Learn how to evaluate a diamond based on four key characteristics. As you explore engagement rings, you’ve probably heard the phrase “the four Cs.” This phrase refers to the four qualities used to describe a diamond—cut, color, clarity and carat.
The 4Cs also determine the diamond’s worth. Each quality is graded on a scale and should be considered in relation to one another when evaluating a diamond. Why? Because you can often “slide” up or down the scale on one quality to balance out another and still come away with an absolutely gorgeous diamond that doesn’t break the bank. In other words, a diamond doesn’t have to be at the very top of all 4Cs to be the right choice for your engagement ring. We’ll explain below.
People often assume a diamond’s cut is synonymous with its shape, but that’s actually incorrect. The cut of a diamond refers to how well the stone was faceted, proportioned and polished, and it’s the only quality not influenced by nature. Only precise craftsmanship and artistry can affect a diamond’s cut. It’s the most important of the 4Cs because it determines how a diamond interacts with light—meaning how much it ultimately sparkles. For this reason, the cut has the greatest influence on the appearance of a diamond.
When determining the grade of a diamond’s cut, experts evaluate three light-reflecting qualities. The first three are:
Internal and external white light reflected from a diamond.
The scattering of white light into a rainbow’s spectrum of colors.
The flashes of light, or sparkle, a diamond produces.
In total, a diamond’s brightness, fire and scintillation are often referred to as a diamond’s “brilliance,” the diamond’s overall ability to return light to your eye.
Diamond cuts are graded as Excellent, Very Good, Good, Fair, and Poor. We suggest purchasing a diamond that’s graded either Excellent or Very Good for your engagement ring. A well-cut diamond will be stunning and bright almost regardless of color or clarity, whereas a colorless, perfectly clear diamond will appear dull and lifeless if it’s cut poorly.
The second most important quality to look at when considering a diamond is its color rating. The highest quality diamonds actually have an absence of color, whereas lower quality diamonds have a pale yellow hue to them.
Diamonds are graded on a scale D-Z, and each letter grade represents a range of color
Colorless or near colorless diamonds are recommended for engagement rings, as the less color a diamond has, the brighter the light passing through it will appear.
However, it’s important to keep the diamond’s shape in mind as well when considering it color grade. A round brilliant diamond can hide color imperfections more easily than an elongated shape, like an oval, pear or radiant. For these shapes, a higher color grade might be necessary to avoid a noticeable tinge.
The third C refers to the natural imperfections within a diamond or on its surface. Most of

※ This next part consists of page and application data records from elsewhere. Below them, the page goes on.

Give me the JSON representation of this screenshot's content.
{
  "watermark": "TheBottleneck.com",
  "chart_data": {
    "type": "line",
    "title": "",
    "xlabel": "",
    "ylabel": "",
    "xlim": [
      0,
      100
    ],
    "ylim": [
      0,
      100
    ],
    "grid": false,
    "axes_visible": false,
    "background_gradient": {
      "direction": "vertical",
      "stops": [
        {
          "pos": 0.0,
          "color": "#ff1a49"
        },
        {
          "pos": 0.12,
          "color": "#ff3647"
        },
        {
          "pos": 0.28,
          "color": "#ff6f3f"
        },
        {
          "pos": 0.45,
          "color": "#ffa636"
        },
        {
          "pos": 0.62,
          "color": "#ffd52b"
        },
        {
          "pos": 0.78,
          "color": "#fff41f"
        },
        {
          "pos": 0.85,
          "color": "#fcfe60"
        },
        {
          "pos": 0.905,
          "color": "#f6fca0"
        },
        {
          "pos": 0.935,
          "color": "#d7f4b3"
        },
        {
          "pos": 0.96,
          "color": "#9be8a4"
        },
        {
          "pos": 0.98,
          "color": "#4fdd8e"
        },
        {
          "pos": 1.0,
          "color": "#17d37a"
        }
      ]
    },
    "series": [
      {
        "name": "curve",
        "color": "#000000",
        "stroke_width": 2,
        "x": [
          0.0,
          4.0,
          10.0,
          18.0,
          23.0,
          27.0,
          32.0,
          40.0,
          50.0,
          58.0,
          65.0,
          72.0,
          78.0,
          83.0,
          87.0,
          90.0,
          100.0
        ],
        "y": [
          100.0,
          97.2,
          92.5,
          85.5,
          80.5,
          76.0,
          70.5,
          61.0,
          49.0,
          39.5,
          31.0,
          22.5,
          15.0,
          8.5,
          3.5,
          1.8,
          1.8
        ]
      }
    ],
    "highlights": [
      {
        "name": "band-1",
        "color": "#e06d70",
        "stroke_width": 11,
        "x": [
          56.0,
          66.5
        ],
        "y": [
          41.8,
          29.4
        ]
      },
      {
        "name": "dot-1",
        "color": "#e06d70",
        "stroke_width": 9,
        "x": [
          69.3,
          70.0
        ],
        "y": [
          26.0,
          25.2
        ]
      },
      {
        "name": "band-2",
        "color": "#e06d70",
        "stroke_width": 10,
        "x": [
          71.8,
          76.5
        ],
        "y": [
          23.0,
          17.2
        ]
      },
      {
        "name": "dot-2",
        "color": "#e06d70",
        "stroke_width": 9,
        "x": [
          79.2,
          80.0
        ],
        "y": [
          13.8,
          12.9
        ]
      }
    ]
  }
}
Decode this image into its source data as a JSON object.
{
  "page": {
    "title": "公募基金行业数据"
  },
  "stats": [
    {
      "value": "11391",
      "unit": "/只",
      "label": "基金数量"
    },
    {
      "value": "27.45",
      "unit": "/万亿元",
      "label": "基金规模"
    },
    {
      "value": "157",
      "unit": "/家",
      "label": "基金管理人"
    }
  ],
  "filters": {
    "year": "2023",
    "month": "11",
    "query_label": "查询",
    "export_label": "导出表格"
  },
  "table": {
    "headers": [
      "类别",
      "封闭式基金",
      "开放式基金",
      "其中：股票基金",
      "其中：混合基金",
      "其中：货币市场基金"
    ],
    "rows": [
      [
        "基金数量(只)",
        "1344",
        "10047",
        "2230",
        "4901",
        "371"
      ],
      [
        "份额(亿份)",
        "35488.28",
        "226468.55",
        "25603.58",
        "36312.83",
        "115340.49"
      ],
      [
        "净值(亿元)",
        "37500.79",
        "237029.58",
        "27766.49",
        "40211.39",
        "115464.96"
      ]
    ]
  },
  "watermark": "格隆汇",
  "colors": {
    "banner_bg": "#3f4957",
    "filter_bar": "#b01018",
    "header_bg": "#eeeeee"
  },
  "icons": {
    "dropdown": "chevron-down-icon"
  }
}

these inclusions or blemishes are impossible to see with the naked eye, though diamonds with the least amount of these imperfections are rated the highest on the clarity grading scale.
Diamonds are graded from FL (flawless) to I (included), and although we recommend choosing a highly rated diamond, it’s most important that the diamond appears “eye clean” — regardless of its actual rating.
This is where the balance of the 4Cs comes in. You can choose a diamond that’s higher on the color scale but lower on the clarity scale (as long as there are no eye-visible inclusions) to save money without sacrificing quality or beauty.
Clarity is also more important for some diamond shapes than others. For instance, asscher or emerald-shaped diamonds require a higher grade of clarity to look most their very best due to their glassy, smooth tops.
The last of the 4Cs is carat, which is used to describe the actual weight of a diamond.
One carat is equal to 200 milligrams. The more carats the diamond has, the most expensive it is.However, a diamond’s carat doesn’t actually refer to its size, as it’s commonly mistaken. In fact, two diamonds that have the same exact amount of carats can look radically different in size due to their other Cs—cut, color and clarity—as well as their shapes. Elongated shapes, such as ovals, pears or marquise, can appear larger than their carat weight.